WHAT IS BEING ASKED:
Copy each line of the records that includes "Yellowstone".

** Opening SOURCE DATA block **

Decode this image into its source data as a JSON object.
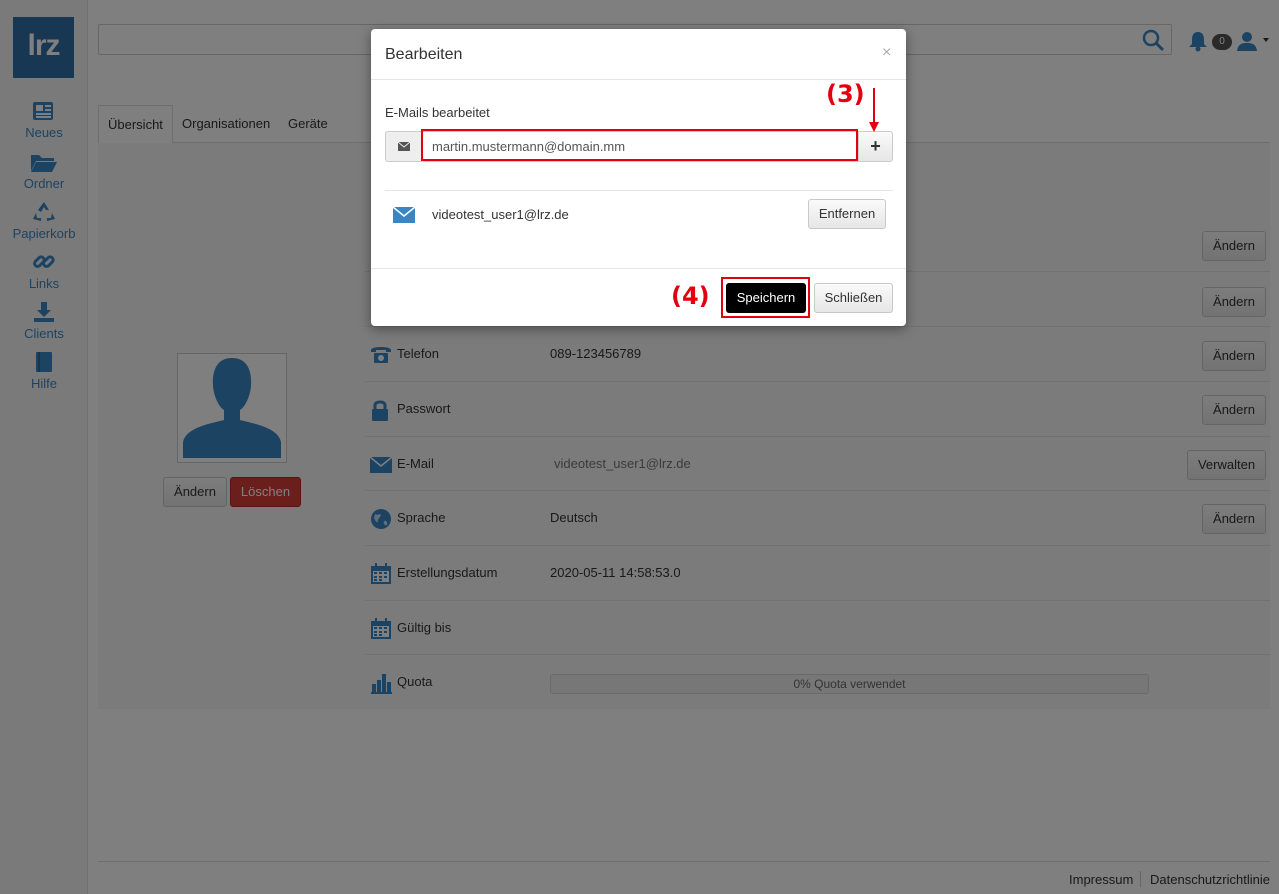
{
  "sidebar": {
    "logo": "lrz",
    "items": [
      {
        "label": "Neues",
        "icon": "news-icon"
      },
      {
        "label": "Ordner",
        "icon": "folder-icon"
      },
      {
        "label": "Papierkorb",
        "icon": "recycle-icon"
      },
      {
        "label": "Links",
        "icon": "link-icon"
      },
      {
        "label": "Clients",
        "icon": "download-icon"
      },
      {
        "label": "Hilfe",
        "icon": "book-icon"
      }
    ]
  },
  "topbar": {
    "notification_count": "0"
  },
  "tabs": [
    {
      "label": "Übersicht",
      "active": true
    },
    {
      "label": "Organisationen",
      "active": false
    },
    {
      "label": "Geräte",
      "active": false
    }
  ],
  "profile": {
    "change_label": "Ändern",
    "delete_label": "Löschen"
  },
  "rows": [
    {
      "label": "Telefon",
      "value": "089-123456789",
      "button": "Ändern",
      "icon": "phone-icon"
    },
    {
      "label": "Passwort",
      "value": "",
      "button": "Ändern",
      "icon": "lock-icon"
    },
    {
      "label": "E-Mail",
      "value": "videotest_user1@lrz.de",
      "button": "Verwalten",
      "icon": "mail-icon"
    },
    {
      "label": "Sprache",
      "value": "Deutsch",
      "button": "Ändern",
      "icon": "globe-icon"
    },
    {
      "label": "Erstellungsdatum",
      "value": "2020-05-11 14:58:53.0",
      "button": "",
      "icon": "calendar-icon"
    },
    {
      "label": "Gültig bis",
      "value": "",
      "button": "",
      "icon": "calendar-icon"
    },
    {
      "label": "Quota",
      "value": "0% Quota verwendet",
      "button": "",
      "icon": "bar-chart-icon",
      "quota_used_fraction": 0
    }
  ],
  "hidden_row_buttons": [
    "Ändern",
    "Ändern"
  ],
  "footer": {
    "impressum": "Impressum",
    "privacy": "Datenschutzrichtlinie"
  },
  "modal": {
    "title": "Bearbeiten",
    "close": "×",
    "section_label": "E-Mails bearbeitet",
    "input_value": "martin.mustermann@domain.mm",
    "add_button": "+",
    "emails": [
      {
        "address": "videotest_user1@lrz.de",
        "remove_label": "Entfernen"
      }
    ],
    "save_label": "Speichern",
    "close_label": "Schließen"
  },
  "annotations": {
    "step3": "(3)",
    "step4": "(4)"
  },
  "colors": {
    "accent": "#3a86c4",
    "danger": "#d43f3a",
    "highlight": "#e3000f",
    "logo": "#2f6ea7"
  }
}
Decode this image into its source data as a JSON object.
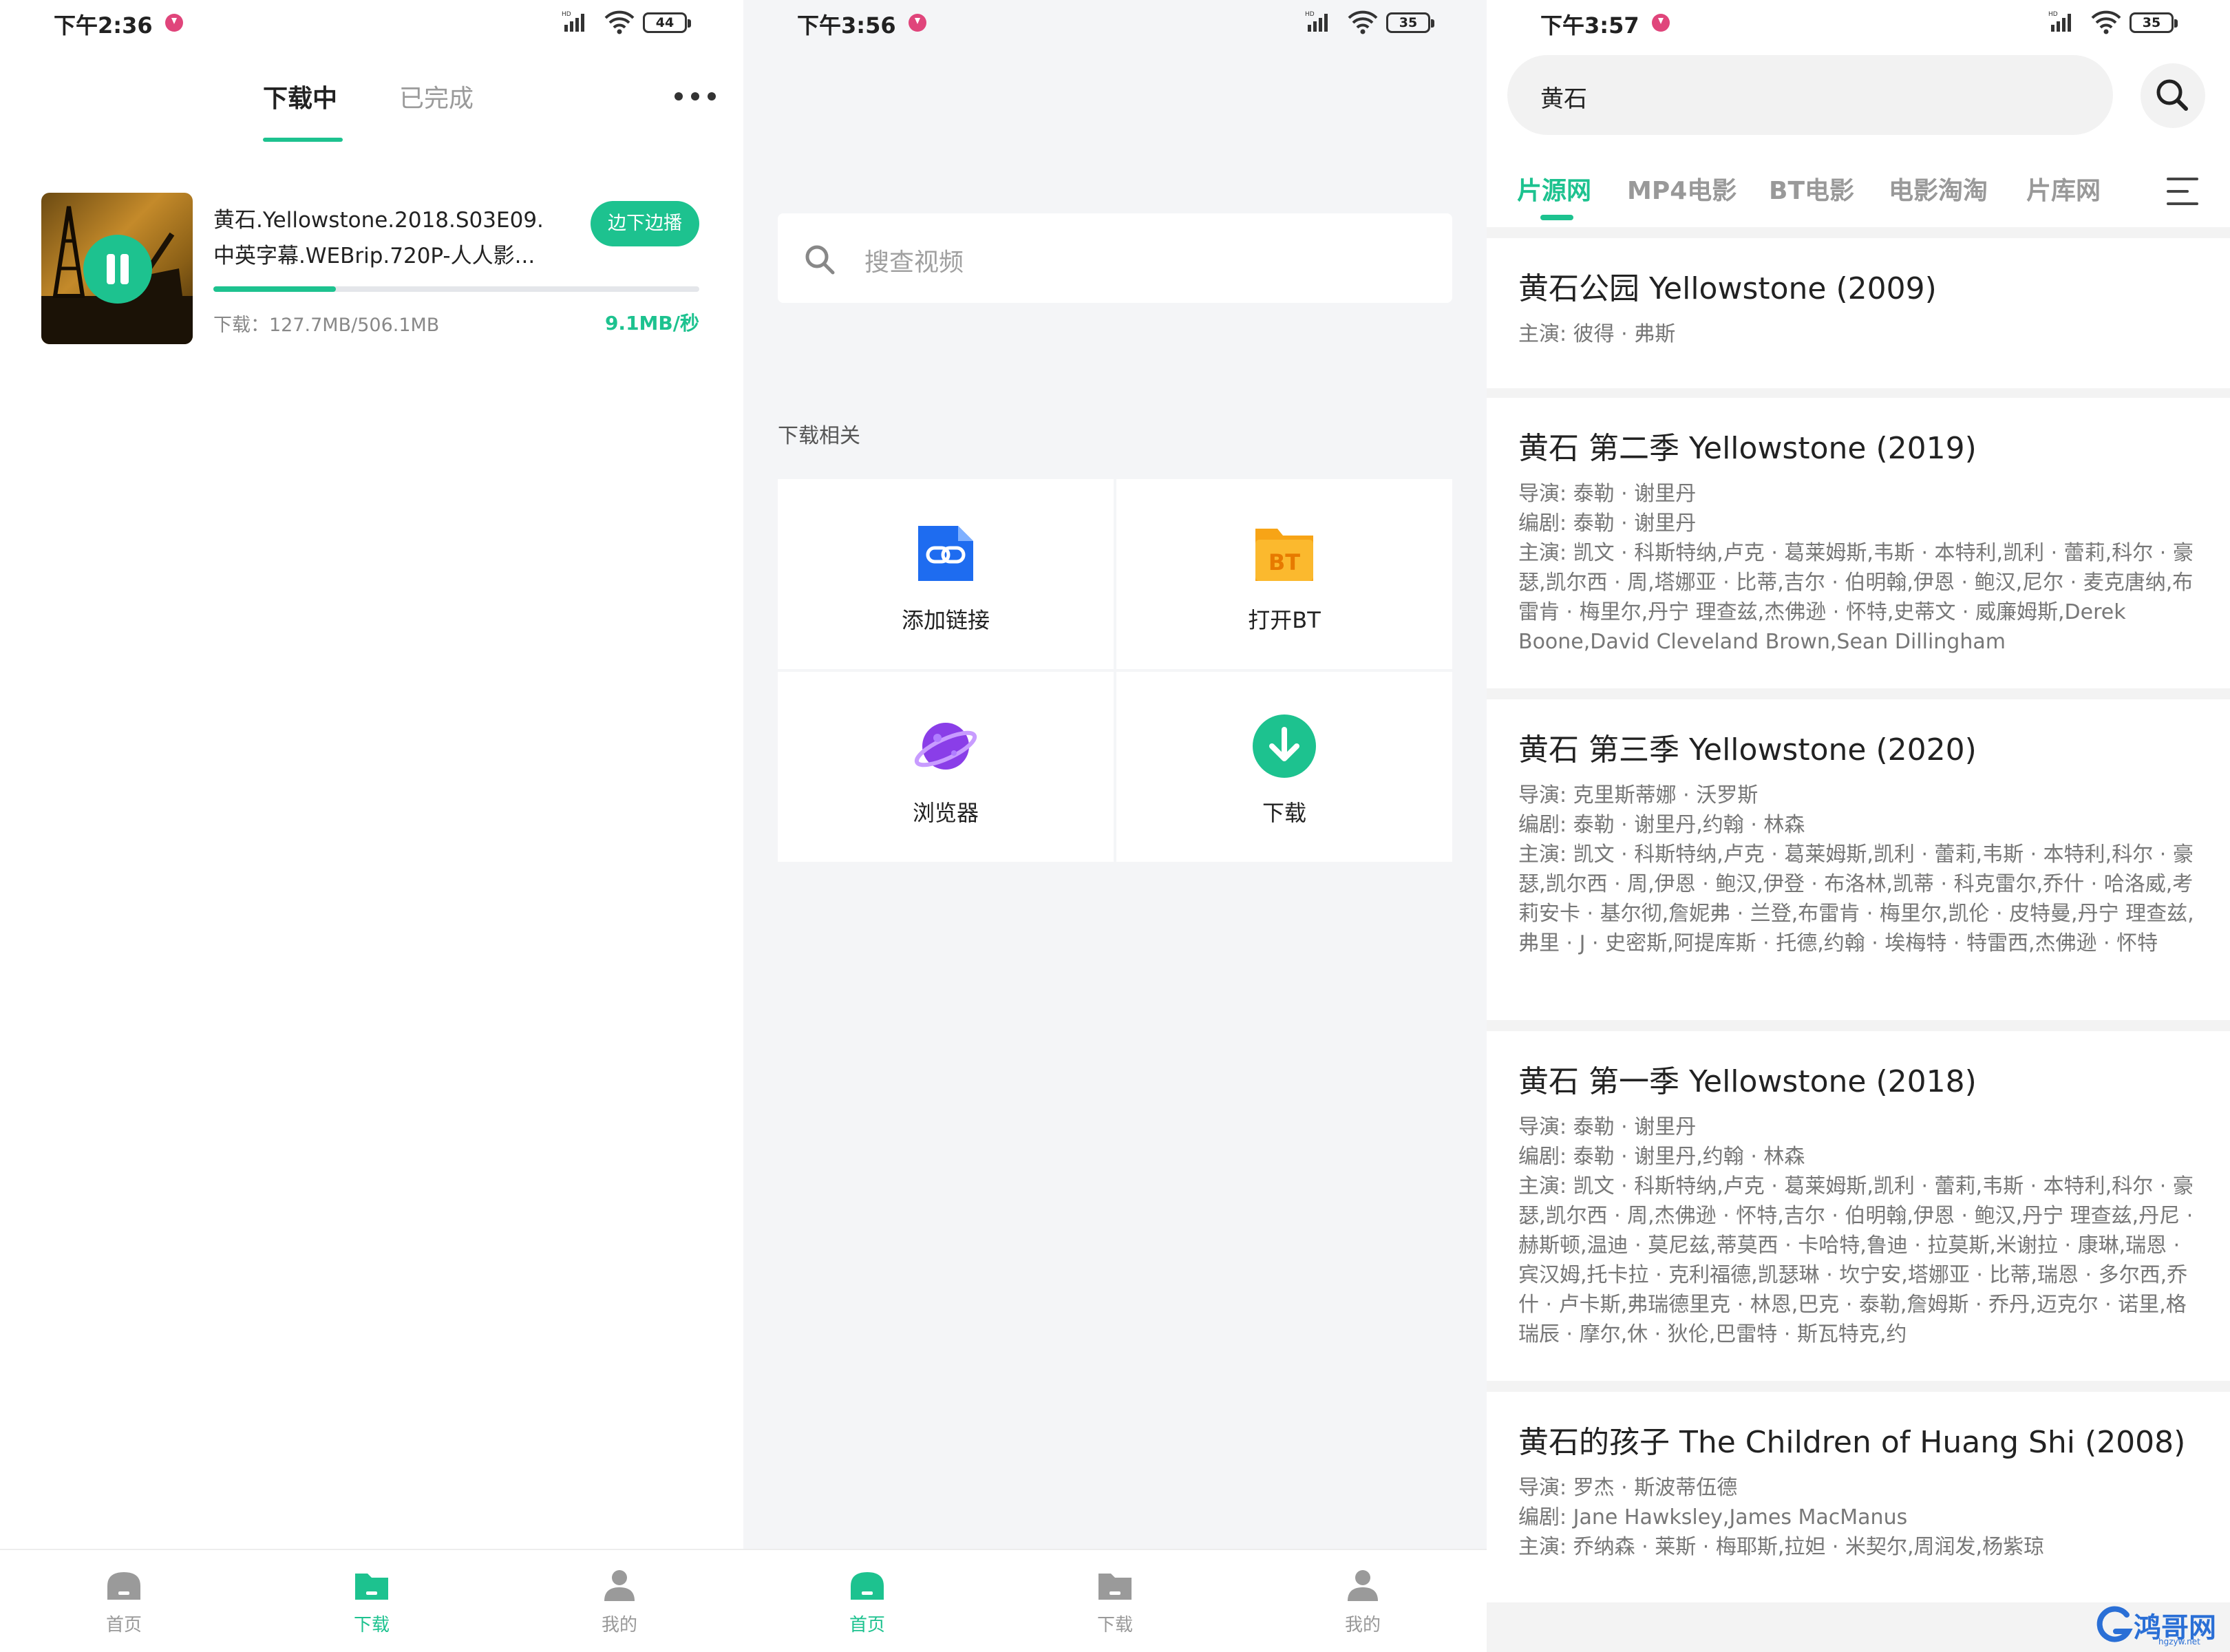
{
  "screen1": {
    "status": {
      "time": "下午2:36",
      "battery": "44"
    },
    "tabs": {
      "downloading": "下载中",
      "completed": "已完成"
    },
    "item": {
      "title_line1": "黄石.Yellowstone.2018.S03E09.",
      "title_line2": "中英字幕.WEBrip.720P-人人影...",
      "play_while_label": "边下边播",
      "size_text": "下载：127.7MB/506.1MB",
      "speed_text": "9.1MB/秒",
      "progress": 0.2523
    },
    "nav": {
      "home": "首页",
      "download": "下载",
      "mine": "我的"
    }
  },
  "screen2": {
    "status": {
      "time": "下午3:56",
      "battery": "35"
    },
    "search_placeholder": "搜查视频",
    "section_title": "下载相关",
    "grid": [
      {
        "label": "添加链接",
        "icon": "link-icon"
      },
      {
        "label": "打开BT",
        "icon": "bt-folder-icon",
        "icon_text": "BT"
      },
      {
        "label": "浏览器",
        "icon": "planet-icon"
      },
      {
        "label": "下载",
        "icon": "download-circle-icon"
      }
    ],
    "nav": {
      "home": "首页",
      "download": "下载",
      "mine": "我的"
    }
  },
  "screen3": {
    "status": {
      "time": "下午3:57",
      "battery": "35"
    },
    "query": "黄石",
    "sources": [
      "片源网",
      "MP4电影",
      "BT电影",
      "电影淘淘",
      "片库网"
    ],
    "results": [
      {
        "title": "黄石公园 Yellowstone (2009)",
        "lines": [
          "主演: 彼得 · 弗斯"
        ]
      },
      {
        "title": "黄石 第二季 Yellowstone (2019)",
        "lines": [
          "导演: 泰勒 · 谢里丹",
          "编剧: 泰勒 · 谢里丹",
          "主演: 凯文 · 科斯特纳,卢克 · 葛莱姆斯,韦斯 · 本特利,凯利 · 蕾莉,科尔 · 豪瑟,凯尔西 · 周,塔娜亚 · 比蒂,吉尔 · 伯明翰,伊恩 · 鲍汉,尼尔 · 麦克唐纳,布雷肯 · 梅里尔,丹宁 理查兹,杰佛逊 · 怀特,史蒂文 · 威廉姆斯,Derek Boone,David Cleveland Brown,Sean Dillingham"
        ]
      },
      {
        "title": "黄石 第三季 Yellowstone (2020)",
        "lines": [
          "导演: 克里斯蒂娜 · 沃罗斯",
          "编剧: 泰勒 · 谢里丹,约翰 · 林森",
          "主演: 凯文 · 科斯特纳,卢克 · 葛莱姆斯,凯利 · 蕾莉,韦斯 · 本特利,科尔 · 豪瑟,凯尔西 · 周,伊恩 · 鲍汉,伊登 · 布洛林,凯蒂 · 科克雷尔,乔什 · 哈洛威,考莉安卡 · 基尔彻,詹妮弗 · 兰登,布雷肯 · 梅里尔,凯伦 · 皮特曼,丹宁 理查兹,弗里 · J · 史密斯,阿提库斯 · 托德,约翰 · 埃梅特 · 特雷西,杰佛逊 · 怀特"
        ]
      },
      {
        "title": "黄石 第一季 Yellowstone (2018)",
        "lines": [
          "导演: 泰勒 · 谢里丹",
          "编剧: 泰勒 · 谢里丹,约翰 · 林森",
          "主演: 凯文 · 科斯特纳,卢克 · 葛莱姆斯,凯利 · 蕾莉,韦斯 · 本特利,科尔 · 豪瑟,凯尔西 · 周,杰佛逊 · 怀特,吉尔 · 伯明翰,伊恩 · 鲍汉,丹宁 理查兹,丹尼 · 赫斯顿,温迪 · 莫尼兹,蒂莫西 · 卡哈特,鲁迪 · 拉莫斯,米谢拉 · 康琳,瑞恩 · 宾汉姆,托卡拉 · 克利福德,凯瑟琳 · 坎宁安,塔娜亚 · 比蒂,瑞恩 · 多尔西,乔什 · 卢卡斯,弗瑞德里克 · 林恩,巴克 · 泰勒,詹姆斯 · 乔丹,迈克尔 · 诺里,格瑞辰 · 摩尔,休 · 狄伦,巴雷特 · 斯瓦特克,约"
        ]
      },
      {
        "title": "黄石的孩子 The Children of Huang Shi (2008)",
        "lines": [
          "导演: 罗杰 · 斯波蒂伍德",
          "编剧: Jane Hawksley,James MacManus",
          "主演: 乔纳森 · 莱斯 · 梅耶斯,拉妲 · 米契尔,周润发,杨紫琼"
        ]
      }
    ],
    "watermark": {
      "text": "鸿哥网",
      "sub": "hgzyw.net"
    }
  },
  "colors": {
    "accent": "#1dc28f",
    "link_blue": "#1e6cf0",
    "bt_orange": "#f7a416",
    "planet_purple": "#8a3ee8",
    "notif": "#e0457b"
  }
}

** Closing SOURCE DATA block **

ANSWER:
      "title_line1": "黄石.Yellowstone.2018.S03E09.",
        "title": "黄石公园 Yellowstone (2009)",
        "title": "黄石 第二季 Yellowstone (2019)",
        "title": "黄石 第三季 Yellowstone (2020)",
        "title": "黄石 第一季 Yellowstone (2018)",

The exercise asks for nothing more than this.